• [Instructions for the task]: Using the material below, count the lines that contain the word "JSON" and report the number only.

• [Provided records]:
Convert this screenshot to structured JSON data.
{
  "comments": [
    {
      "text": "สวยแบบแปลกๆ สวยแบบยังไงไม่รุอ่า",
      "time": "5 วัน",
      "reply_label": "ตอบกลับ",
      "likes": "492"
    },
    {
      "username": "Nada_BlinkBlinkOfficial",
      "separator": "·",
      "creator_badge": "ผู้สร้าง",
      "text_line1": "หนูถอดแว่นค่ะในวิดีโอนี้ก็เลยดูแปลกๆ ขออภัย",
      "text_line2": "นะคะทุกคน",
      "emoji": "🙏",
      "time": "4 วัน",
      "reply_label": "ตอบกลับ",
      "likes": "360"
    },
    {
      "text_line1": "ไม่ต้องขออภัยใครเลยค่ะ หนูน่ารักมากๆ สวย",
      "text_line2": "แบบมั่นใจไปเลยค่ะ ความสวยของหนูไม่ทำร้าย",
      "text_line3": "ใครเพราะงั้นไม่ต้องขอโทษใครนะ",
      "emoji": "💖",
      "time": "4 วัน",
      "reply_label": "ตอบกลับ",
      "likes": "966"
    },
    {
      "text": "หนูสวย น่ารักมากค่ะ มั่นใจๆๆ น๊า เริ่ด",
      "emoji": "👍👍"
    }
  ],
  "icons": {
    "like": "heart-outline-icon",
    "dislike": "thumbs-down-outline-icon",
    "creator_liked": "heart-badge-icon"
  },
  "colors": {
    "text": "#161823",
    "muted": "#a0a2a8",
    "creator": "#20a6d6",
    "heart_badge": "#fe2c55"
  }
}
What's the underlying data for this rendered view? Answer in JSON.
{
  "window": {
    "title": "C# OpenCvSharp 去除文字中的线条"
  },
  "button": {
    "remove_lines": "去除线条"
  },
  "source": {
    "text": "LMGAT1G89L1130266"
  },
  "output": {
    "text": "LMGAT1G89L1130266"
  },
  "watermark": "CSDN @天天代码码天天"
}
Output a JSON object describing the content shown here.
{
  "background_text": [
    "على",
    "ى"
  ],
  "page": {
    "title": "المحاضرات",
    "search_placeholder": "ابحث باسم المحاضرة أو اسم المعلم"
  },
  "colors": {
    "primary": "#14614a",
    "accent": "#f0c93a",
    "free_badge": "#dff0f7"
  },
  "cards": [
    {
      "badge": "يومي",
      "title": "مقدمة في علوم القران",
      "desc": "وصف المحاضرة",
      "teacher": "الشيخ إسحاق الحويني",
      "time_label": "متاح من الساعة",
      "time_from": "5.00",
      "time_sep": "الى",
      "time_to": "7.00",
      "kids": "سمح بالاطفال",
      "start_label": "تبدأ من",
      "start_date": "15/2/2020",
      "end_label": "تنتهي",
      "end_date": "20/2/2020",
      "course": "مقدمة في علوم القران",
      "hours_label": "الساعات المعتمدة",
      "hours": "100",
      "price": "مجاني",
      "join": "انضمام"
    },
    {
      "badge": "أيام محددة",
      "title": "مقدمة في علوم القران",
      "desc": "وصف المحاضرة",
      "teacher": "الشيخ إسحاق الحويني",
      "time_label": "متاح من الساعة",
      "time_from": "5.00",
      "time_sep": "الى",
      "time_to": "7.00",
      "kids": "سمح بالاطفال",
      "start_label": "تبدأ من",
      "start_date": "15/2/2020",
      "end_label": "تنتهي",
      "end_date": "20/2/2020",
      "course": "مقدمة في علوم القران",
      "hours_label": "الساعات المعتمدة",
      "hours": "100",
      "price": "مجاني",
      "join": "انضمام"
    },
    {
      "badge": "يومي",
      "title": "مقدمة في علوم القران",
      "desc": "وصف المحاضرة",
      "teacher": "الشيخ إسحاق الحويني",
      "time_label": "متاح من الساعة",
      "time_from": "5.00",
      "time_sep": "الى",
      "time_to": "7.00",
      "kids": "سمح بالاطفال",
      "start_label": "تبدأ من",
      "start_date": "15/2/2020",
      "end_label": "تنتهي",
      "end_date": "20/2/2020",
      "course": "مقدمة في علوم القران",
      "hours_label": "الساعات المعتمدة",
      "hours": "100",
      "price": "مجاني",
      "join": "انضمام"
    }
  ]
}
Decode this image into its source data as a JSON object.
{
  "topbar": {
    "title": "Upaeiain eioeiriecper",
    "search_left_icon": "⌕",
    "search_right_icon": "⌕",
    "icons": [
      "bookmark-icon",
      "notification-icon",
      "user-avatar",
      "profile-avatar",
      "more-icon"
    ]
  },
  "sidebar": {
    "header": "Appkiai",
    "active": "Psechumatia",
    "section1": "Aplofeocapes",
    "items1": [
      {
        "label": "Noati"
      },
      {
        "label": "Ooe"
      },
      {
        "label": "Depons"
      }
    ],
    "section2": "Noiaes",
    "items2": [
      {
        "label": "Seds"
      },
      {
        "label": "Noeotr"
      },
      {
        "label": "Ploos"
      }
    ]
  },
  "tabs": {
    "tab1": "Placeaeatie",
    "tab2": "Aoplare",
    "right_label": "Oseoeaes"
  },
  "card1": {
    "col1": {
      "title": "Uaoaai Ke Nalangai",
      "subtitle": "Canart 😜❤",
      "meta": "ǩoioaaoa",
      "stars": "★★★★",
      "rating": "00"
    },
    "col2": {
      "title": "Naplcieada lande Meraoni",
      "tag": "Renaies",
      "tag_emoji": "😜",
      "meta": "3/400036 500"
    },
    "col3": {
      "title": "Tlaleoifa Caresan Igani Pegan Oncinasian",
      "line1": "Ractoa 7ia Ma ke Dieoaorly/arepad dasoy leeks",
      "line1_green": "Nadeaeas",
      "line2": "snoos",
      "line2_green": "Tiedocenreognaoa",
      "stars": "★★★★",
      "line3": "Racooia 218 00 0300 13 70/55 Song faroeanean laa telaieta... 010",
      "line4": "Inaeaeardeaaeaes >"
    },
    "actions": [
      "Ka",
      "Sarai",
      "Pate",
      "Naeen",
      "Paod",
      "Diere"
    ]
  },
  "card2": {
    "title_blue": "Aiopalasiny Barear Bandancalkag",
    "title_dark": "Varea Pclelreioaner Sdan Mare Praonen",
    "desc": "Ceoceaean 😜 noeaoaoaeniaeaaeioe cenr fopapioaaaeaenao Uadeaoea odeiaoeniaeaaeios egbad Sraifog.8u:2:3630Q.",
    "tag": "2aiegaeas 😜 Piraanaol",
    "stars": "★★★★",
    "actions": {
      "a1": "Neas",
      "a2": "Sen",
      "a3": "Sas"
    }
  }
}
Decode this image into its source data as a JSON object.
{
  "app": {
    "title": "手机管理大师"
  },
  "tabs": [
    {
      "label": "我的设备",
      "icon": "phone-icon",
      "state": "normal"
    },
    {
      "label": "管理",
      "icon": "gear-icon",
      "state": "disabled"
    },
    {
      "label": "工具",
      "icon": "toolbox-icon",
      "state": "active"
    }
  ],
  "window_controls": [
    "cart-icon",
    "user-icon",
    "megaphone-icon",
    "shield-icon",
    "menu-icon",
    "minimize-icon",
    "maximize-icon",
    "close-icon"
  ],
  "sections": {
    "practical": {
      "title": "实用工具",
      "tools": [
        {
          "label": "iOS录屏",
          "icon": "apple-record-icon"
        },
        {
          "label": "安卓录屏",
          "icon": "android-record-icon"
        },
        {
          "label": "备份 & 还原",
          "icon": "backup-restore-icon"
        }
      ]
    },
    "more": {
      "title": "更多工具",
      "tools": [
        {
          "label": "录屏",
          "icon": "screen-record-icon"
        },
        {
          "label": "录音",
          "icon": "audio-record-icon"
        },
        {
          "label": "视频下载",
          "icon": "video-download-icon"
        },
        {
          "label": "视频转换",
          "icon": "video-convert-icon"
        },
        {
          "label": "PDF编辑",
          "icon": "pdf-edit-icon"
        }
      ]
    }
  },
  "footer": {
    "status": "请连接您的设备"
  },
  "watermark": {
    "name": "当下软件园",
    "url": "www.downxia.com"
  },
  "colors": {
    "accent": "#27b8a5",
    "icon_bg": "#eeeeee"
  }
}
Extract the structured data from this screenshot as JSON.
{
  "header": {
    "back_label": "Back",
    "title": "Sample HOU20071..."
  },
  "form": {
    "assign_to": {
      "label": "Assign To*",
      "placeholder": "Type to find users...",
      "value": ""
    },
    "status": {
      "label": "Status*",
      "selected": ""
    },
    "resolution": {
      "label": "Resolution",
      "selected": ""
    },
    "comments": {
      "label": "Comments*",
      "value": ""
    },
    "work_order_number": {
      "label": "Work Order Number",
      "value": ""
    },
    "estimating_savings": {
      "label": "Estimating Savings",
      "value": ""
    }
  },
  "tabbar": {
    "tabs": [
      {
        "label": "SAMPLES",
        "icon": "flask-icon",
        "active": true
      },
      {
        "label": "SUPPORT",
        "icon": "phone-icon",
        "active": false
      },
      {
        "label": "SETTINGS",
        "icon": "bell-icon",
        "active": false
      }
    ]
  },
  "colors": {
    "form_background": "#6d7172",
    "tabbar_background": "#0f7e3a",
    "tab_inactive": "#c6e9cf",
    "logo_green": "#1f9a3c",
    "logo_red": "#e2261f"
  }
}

• [Written solution]: 6